Credit for the world’s first infographics should probably go to William Playfair, a Scottish engineer, economist, and failed silversmith. In 1786, Playfair published the “Commercial and Political Atlas,” which included the first known line graphs. In one graph, for example, Playfair showed England’s exports and imports in a single chart: in the seventeen-fifties, the export line shoots up, and around the middle of the decade it crosses the import line, showing a trade surplus. Until that time, economists worked with expanses of figures arranged in rows and columns. With Playfair’s innovation, the numbers became dots connected in space and their broader meaning became immediately apparent.
The importance of what he had done was not recognized at the time, but Playfair, who also invented pie charts and bar graphs, had found a way to take advantage of a potent pattern-recognition machine: the human brain.
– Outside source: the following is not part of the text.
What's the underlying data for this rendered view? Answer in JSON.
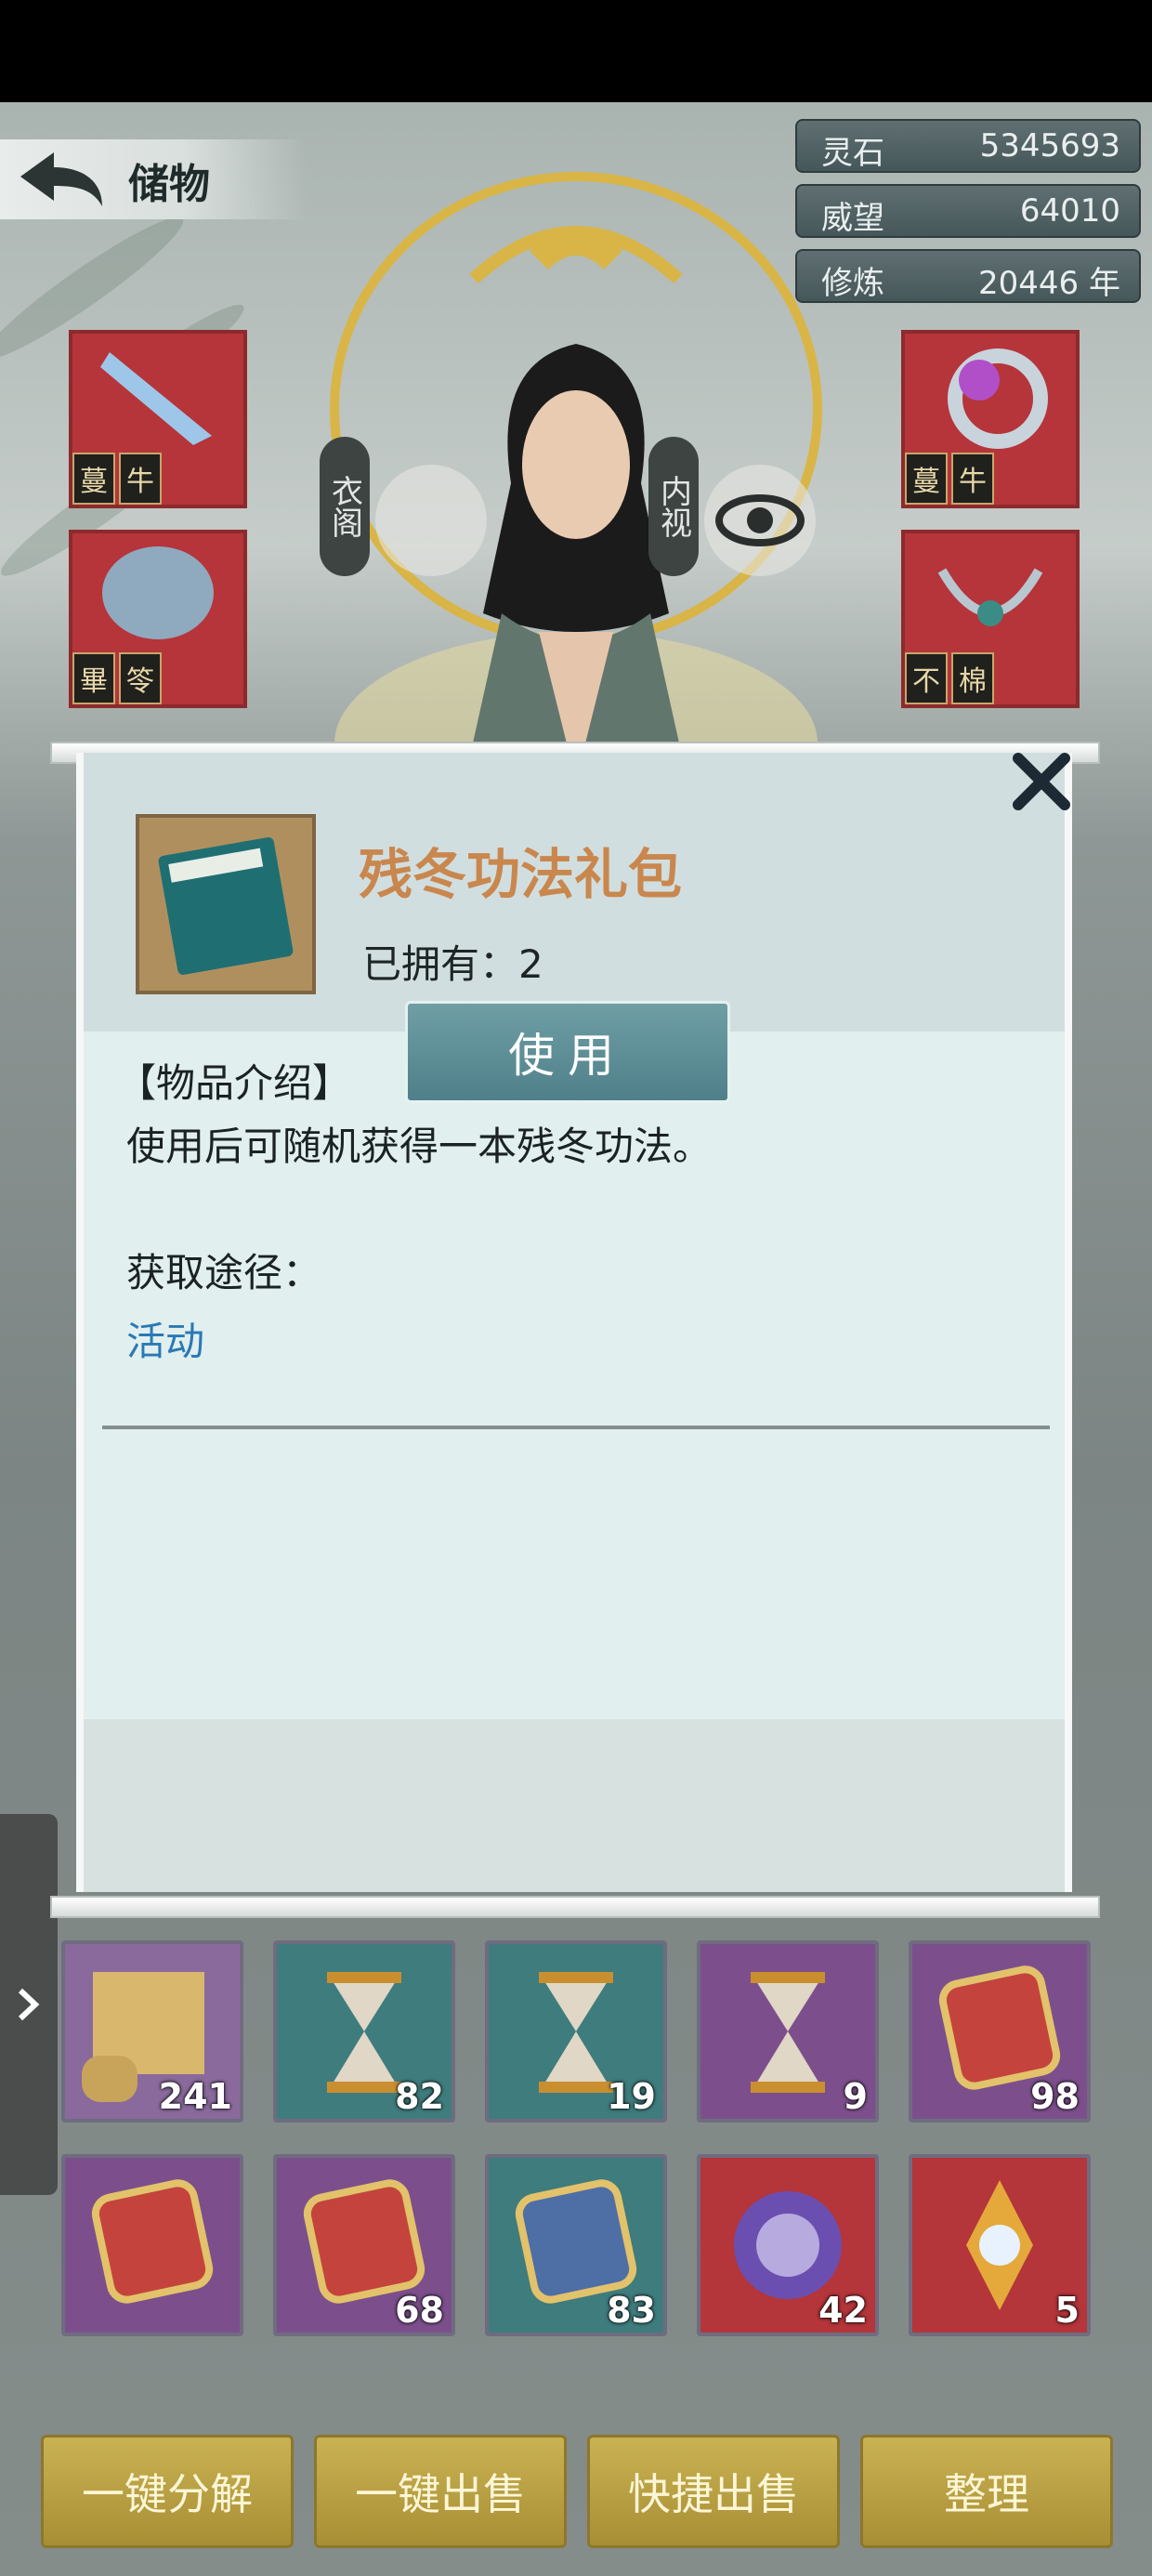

From the first moment that animals on earth developed sight, the advantage went to those who were fastest to discern the patterns, or unusual details, that signalled potential threats—or potential opportunities. The human brain has been shaped by eons of evolution to make immediate sense of its surroundings. Roughly half of the human brain is involved in processing images. Playfair took information that is not easy for us to absorb (columns of British import-export figures) and put it into a form (a landscape of peaks and valleys) that the brain can interpret with speed. This is the idea behind all infographics.
“They can act as a cognitive prosthetic,” says Stephen M. Kosslyn, a former Harvard scientist known for his work in vision who is now the founding dean of the Minerva Project, an education startup in San Francisco.
In the decades after Playfair, Europe came alive with infographic innovation. In 1826, Charles Dupin created a so-called “thematic map” using shading to show the varying levels of illiteracy across France. The German geographer Heinrich Berghaus made this technique famous in the mid-nineteenth century with dozens of works depicting the planet’s climate, animal life, and anthropology. Later in the century, Charles Booth published a map that showed the stunning extent of poverty in London, helping to promote social reforms. Even Florence Nightingale, the mother of modern nursing, invented a new kind of chart to show seasonal changes in casualties during the Crimean War. Called a polar-area chart, it’s still used today.
Since then, technology has allowed maps and infographics to become much more impressive. Even in Lincoln’s time, people could travel across a continent, returning with the data needed for a detailed slave map. But new inventions are also what deepens the hunger for infographics. Think of all the information coming into Lincoln’s office: budgets, political intelligence, reports from distant battle fields. Technology made modern nations possible, but all the measuring, accounting, and reporting can easily overwhelm the human mind. Surely what Lincoln found appealing about his slave map was the way it made a bit of sense of the world.
What is so interesting about infographics today—and the reason they’ve become so popular—is the role they play in today’s escalating information arms race. Data has become “big.” There are so many new forms of media (blogs, Tumblr, Twitter, etc.) that just to make a complete list of them would itself be overwhelming. Like Lincoln, we are all looking for a little help.